# TASK STATEMENT
For the entries presented below, indicate the number of lines that include the word "Reload", adding nothing else.
══ DATASET
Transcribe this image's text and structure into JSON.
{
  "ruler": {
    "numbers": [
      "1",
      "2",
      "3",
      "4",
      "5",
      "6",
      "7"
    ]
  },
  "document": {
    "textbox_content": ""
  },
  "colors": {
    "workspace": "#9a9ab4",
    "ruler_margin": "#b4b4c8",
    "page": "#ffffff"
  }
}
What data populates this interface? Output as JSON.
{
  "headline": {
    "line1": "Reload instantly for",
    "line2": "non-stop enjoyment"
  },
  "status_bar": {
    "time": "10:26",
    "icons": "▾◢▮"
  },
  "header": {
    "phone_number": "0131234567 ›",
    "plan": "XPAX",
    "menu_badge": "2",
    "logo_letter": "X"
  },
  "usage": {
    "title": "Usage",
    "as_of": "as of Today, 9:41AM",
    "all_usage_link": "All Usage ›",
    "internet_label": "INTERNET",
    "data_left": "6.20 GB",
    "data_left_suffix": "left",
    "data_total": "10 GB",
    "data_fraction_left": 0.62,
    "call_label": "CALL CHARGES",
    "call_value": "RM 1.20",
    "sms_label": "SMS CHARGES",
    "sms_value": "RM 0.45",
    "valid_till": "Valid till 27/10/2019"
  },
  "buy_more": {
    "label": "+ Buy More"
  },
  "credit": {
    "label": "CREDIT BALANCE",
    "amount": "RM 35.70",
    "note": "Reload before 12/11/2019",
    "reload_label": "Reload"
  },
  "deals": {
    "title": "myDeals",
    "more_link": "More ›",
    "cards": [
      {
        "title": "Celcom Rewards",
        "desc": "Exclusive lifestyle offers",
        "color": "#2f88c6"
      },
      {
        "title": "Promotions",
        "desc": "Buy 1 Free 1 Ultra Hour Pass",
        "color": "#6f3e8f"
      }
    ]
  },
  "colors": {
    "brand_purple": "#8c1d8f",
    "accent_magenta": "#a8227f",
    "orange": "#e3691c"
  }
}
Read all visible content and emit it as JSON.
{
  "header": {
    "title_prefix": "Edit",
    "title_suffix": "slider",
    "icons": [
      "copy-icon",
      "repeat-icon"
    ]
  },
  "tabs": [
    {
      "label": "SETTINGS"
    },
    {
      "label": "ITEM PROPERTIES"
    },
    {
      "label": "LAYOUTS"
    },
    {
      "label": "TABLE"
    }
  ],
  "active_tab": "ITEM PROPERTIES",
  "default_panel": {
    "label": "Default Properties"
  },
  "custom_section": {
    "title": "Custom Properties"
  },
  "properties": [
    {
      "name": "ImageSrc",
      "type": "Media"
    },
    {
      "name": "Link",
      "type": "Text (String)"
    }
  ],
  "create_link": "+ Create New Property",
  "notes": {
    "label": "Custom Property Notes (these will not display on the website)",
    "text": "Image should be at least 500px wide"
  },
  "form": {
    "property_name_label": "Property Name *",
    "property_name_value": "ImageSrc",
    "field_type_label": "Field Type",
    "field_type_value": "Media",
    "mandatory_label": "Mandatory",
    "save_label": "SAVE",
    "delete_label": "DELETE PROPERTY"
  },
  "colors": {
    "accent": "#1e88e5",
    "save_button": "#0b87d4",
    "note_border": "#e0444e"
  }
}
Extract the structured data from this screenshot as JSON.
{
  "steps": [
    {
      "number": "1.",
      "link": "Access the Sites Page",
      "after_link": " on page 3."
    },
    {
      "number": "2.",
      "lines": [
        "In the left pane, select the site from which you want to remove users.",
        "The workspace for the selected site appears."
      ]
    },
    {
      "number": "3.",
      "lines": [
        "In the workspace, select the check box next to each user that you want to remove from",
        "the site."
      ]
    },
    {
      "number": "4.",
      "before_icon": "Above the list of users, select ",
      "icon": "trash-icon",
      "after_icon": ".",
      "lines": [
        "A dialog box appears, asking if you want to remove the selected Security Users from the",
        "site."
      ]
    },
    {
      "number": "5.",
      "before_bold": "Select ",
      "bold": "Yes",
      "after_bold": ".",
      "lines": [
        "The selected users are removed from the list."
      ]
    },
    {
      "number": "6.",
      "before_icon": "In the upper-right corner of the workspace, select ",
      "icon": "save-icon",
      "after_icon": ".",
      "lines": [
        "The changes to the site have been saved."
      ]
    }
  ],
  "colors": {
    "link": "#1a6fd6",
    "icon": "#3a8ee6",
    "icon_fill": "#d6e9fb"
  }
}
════
# SOLUTION TO THE EXERCISE
3